In the video below you will see interesting perspectives of time perception through the eyes of different cultures, countries, generations, religions.
According to Professor Philip Zimbardo, people look differently at time based on cultural and individual values:
- Focused on the past (negative or positive): people remember all the good old times, successes, happy birthdays while other people focus
only on regrets, failure and all the
things that went wrong.
- Focused on the present ( hedonists and fatalists) the hedonists live for pleasure and avoid pain. The fatalists are present oriented because they say, “It doesn’t pay to plan” My life is fated by my religion – fated by my poverty – fated by the conditions that I’m living under.”
- Focused on the future depending on your religion life begins after

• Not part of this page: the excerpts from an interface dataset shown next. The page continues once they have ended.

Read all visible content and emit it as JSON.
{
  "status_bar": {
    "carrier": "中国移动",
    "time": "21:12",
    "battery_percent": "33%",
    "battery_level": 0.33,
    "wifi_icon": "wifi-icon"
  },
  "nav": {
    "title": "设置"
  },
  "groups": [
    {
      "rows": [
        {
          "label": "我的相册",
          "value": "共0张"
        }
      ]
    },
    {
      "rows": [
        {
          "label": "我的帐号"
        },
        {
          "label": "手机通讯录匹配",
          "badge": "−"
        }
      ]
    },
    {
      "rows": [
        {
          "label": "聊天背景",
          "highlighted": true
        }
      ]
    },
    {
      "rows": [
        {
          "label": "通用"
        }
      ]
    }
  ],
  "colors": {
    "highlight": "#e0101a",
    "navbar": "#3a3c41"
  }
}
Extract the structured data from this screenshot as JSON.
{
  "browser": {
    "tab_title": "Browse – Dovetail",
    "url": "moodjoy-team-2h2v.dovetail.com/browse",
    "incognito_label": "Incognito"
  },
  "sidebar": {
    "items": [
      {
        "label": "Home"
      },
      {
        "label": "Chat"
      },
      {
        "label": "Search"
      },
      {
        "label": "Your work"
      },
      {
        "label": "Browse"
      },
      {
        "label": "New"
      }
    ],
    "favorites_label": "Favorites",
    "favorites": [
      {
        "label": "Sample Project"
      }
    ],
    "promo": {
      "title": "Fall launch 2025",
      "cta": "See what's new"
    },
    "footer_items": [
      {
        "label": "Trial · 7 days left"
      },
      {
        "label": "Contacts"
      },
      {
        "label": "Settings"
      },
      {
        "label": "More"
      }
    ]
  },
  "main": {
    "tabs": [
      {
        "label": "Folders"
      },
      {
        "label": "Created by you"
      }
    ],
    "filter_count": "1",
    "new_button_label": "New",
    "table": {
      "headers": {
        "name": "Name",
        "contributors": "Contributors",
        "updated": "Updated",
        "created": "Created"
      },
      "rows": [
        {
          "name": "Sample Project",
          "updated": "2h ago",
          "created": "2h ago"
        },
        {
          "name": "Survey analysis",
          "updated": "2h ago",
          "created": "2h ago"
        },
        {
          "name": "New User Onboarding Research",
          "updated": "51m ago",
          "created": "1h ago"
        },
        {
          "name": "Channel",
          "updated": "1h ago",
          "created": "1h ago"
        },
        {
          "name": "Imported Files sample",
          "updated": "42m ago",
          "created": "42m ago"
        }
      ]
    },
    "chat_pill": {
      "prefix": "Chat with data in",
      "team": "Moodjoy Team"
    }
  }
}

the death of the mortal body. To be future oriented you have to trust that when you make a decision about the future it’s going to be carried out. For example : If you have great inflation you
don’t put money in the bank because you can’t trust the future.
- Sense of duration : how much time has expired while you’re sitting in a dentist’s office before they start drilling? How much time has expired when you’ve been waiting in line? how much time has expired when you’re having fun? Time duration is totally a function of whether you’re bored, in pain, excited or not.
- Pace of life: for some people time is money and think it must be spent wisely and are multi-tasking oriented, while for others, time is not limited and they focus more on people and building relationships than being on time for an appointment.
With these perspectives in mind, I found interesting to compare time perception between North Americans and Europeans as there are huge differences.
Most Europeans enjoyed more than 4 weeks of vacation per year: almost 8 weeks in France or 6 weeks in Germany in addition to bank holidays. In America, the majority of small business owners work seven days a week and more than 12 hours per day and many American employees have only 2 week or even less vacation. In the United States,most people can be reached by their company even when they are on holiday. Thanks to the smart phones and other tablets, Europeans employees too can be reached during non business hours but it is tolerated that they don’t answer during their private time.
In many European countries paid maternity leave is 4 weeks before delivery and about 6 weeks after. In the US I have seen many women working until one day before delivery and going back to work few days after the baby was born.
It is not uncommon to see French spending 2 hours for a business lunch and even more for a dinner and Germans have a break and get breakfast at work around 10 am.
I lived and worked in Manhattan and the contrast is big, people walk faster than in Paris. Most people go to a salad bar or get a sandwich and eat in front of their computer. Almost everywhere in America, you have business lunch meetings where employees have pizzas and coffee available while listening and talking.
In the United States, most shops and restaurants are open on Saturdays and Sundays and you can shop 24/7 if you want. This is same in Japan but in many European countries, almost everything is closed Sundays and in Belgium most restaurants are closed for lunch on Saturdays.
You can watch the whole lecture by Professor Philip Zimbardo here: